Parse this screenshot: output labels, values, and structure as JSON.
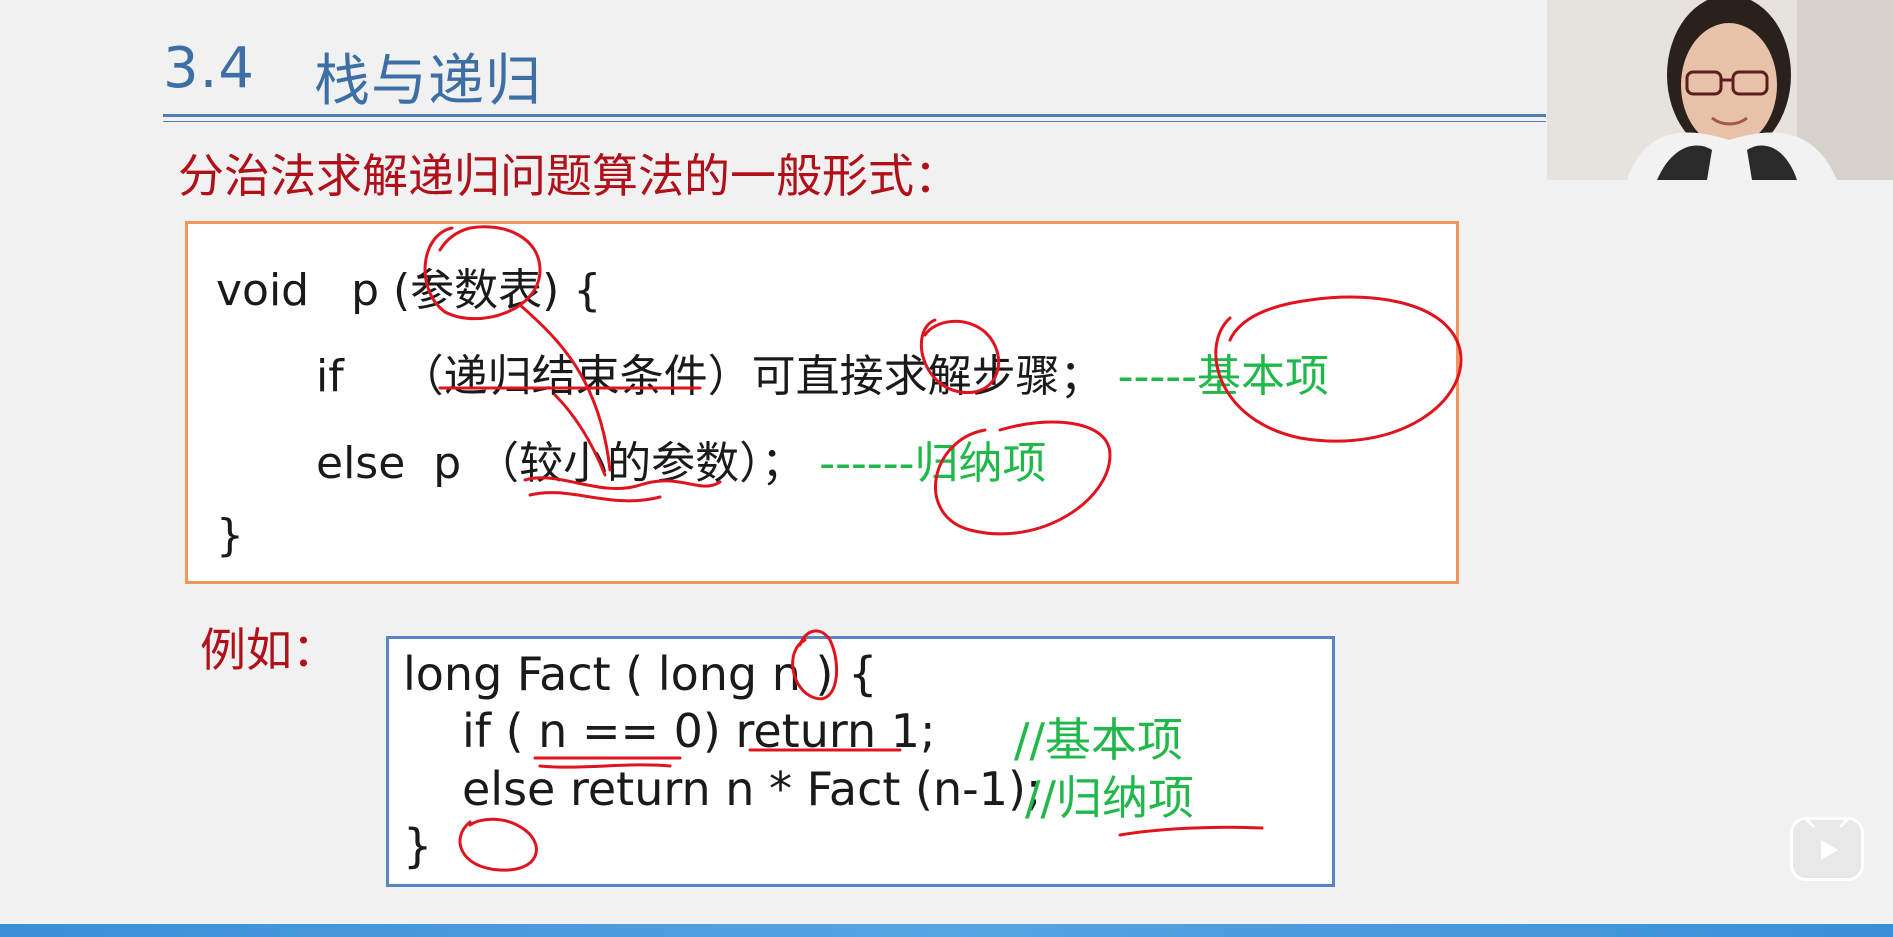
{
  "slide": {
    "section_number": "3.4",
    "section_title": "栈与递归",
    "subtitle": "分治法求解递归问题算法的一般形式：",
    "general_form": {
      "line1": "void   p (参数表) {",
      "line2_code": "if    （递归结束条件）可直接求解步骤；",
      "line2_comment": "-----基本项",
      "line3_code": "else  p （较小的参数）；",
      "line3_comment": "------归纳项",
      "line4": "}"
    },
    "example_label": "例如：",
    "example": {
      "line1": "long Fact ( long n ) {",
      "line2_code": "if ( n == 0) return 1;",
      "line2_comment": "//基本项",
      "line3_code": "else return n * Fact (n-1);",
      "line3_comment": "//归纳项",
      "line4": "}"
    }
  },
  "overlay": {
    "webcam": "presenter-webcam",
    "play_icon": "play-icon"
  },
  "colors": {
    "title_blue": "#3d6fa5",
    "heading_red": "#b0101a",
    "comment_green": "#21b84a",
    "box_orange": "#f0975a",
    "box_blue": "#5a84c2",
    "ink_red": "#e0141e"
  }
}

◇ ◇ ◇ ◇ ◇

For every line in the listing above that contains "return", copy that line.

- [Result of this task]:
      "line2_code": "if ( n == 0) return 1;",
      "line3_code": "else return n * Fact (n-1);",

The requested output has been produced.